FILM: Outlaw Women
Director brings troubling story to CSUMB.
Thursday, April 7, 2005
Early in the film Girl Trouble, a 74-minute documentary that follows the tribulations of three girls in the juvenile justice system, there is a scene where social worker Lateefah Simon sums up the government’s approach towards rehabilitating young people who are leaning towards a life of crime.
“You need to ask what you want from the system,” she says to Shangra, a sweet-natured 16-year-old who sells drugs to support her homeless mother. “You can’t play like the system is going to take care of you. It’s going to knock you up.”
Throughout Girl Trouble, the film shows how Shangra, Stephanie, an angry redhead who wears her hair in pigtails, and Sheila, a stocky drug dealer, deal with a system that offers them almost no assistance. Over the course of four years, the young women battle to learn the inner workings of the complicated judicial system in which they are entangled, to fight off abusive family members, and to placate the considerable demons running rampant in their own minds.

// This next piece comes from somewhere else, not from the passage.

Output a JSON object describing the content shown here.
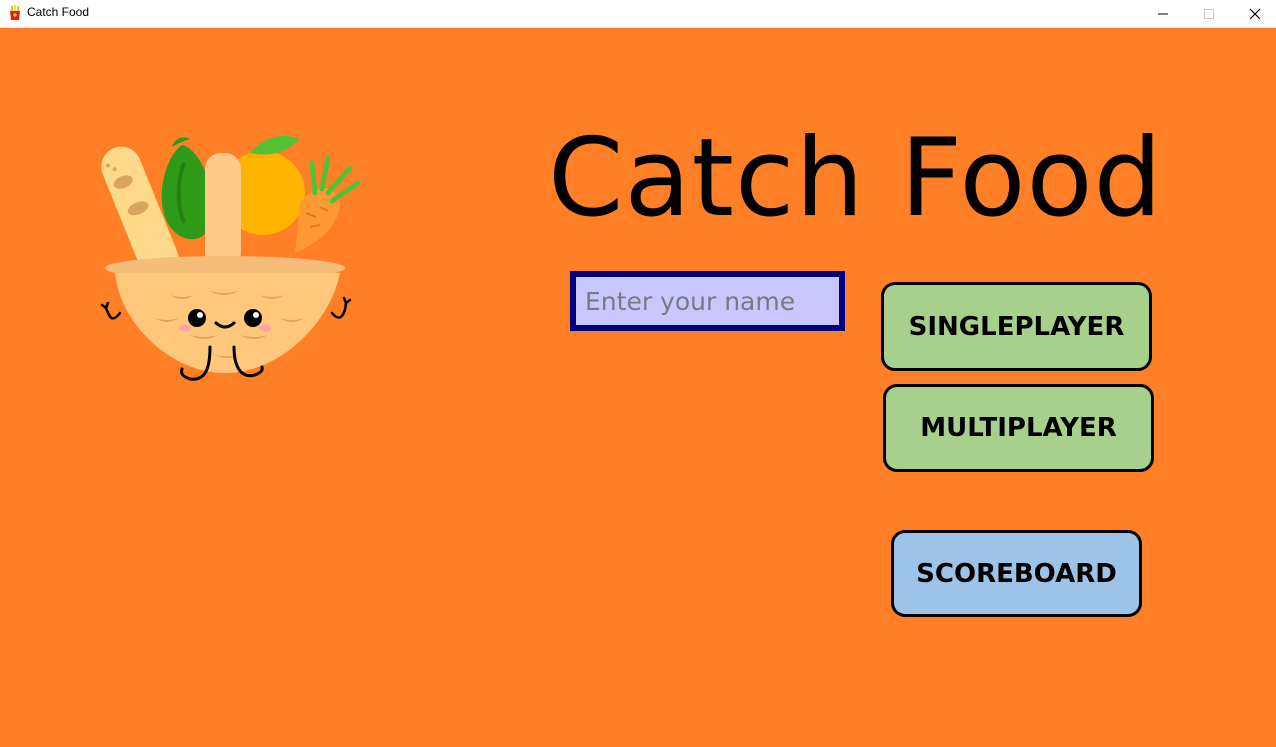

The only person seen giving any real help to the three women—besides their legal teams—is Simon, who operates a peer-run group for girls called the Center for Young Women’s Development in San Francisco. Simon, who has survived the same situations that the young women are having to face, offers Shangra, Stephanie and Sheila—and others that don’t appear in the film—advice, employment and self-esteem.
In an email exchange from her native Hungary, Lidia Szajko, who made the film with fellow filmmaker Lexi Leban, says she discovered the subjects of Girl Trouble through the Center for Young Women’s Development.
“We had a relationship as volunteers with the organization at the heart of the film, the Center for Young Women’s Development,” Szajko says. “In 1988 they asked us to make a promotional video about their work in order to help them raise funds for the organization. In the process of making the tape, we realized there were important issues the young women were struggling with in their lives and work which were not receiving attention in the mainstream media.”
Szajko says that initially the filmmakers were trying to record the lives of 12 young women from the center. Eventually, Szajko and Leban decided to change their strategy by focusing on only three girls.
“We began filming about a dozen young women, the whole group of new hires at the CYWD, at the time we began to film,” Szajko says. “Over the next year, some of them left the center and the project, and then we reached a point in the filming where we realized that we had to narrow our focus to be able to achieve greater depth. We chose these three women because we felt that between them they represented the greatest cross-section of experiences and issues that young women in the system were facing.”
By following just Shangra, Stephanie and Sheila, the film allows the viewer to have a strong emotional bond with each subject. While the young women grapple with everything from drug abuse to being abused—one powerful scene shows Stephanie telling the camera that “nobody is going to walk over me” while she sports a black eye caused by her boyfriend—it is impossible to hold back from actively rooting for each individual.
The filmmakers also do a good job of showing that each of their subjects did not simply choose this path, but that their early lives almost dictated that this is where they would end up as teenagers. Various scenes throughout the film support a quote flashed near the end of the film that says 90 percent of girls in the juvenile justice system report physical or sexual abuse.
Even though footage from the filmmakers’ third year of filming hints at a bleak ending to the documentary, Girl Trouble ends on a relatively hopeful note. In one of the film’s final scenes, Stephanie, who shows that she has lost a lot of the pent-up anger she exhibited at the start of the movie, says that she feels like she was made to compete in the corporate world.
Despite the almost happy ending, Szajko says that the young women’s struggles are far from over.
“One of the lessons we hope the film communicates is that success is relative and subjective despite cultural constructions that attempt to define universal measures of success and failure,” she says. “There were many difficult times for each of the young women that we see in the film, and it is a testament to their tenacity and their desire to change that prevails through their hardships and the more fortunate turns of events. The film concludes at a particular moment in time in each of their lives and freezes it, but they are hardly happy endings. Happy endings belong to a concept that a story has an ending. These are lives in progress, and each of these young women continues to face challenges and confront hardships.”
Girl Trouble will be shown at the Black Box Cabaret on 4th Avenue (near 3rd street), CSUMB, Seaside, Wednesday at 7:30pm. Following the screening, filmmaker Lidia Szajko will be on hand to talk about the documentary and answer questions from the audience. Free. 582-3750.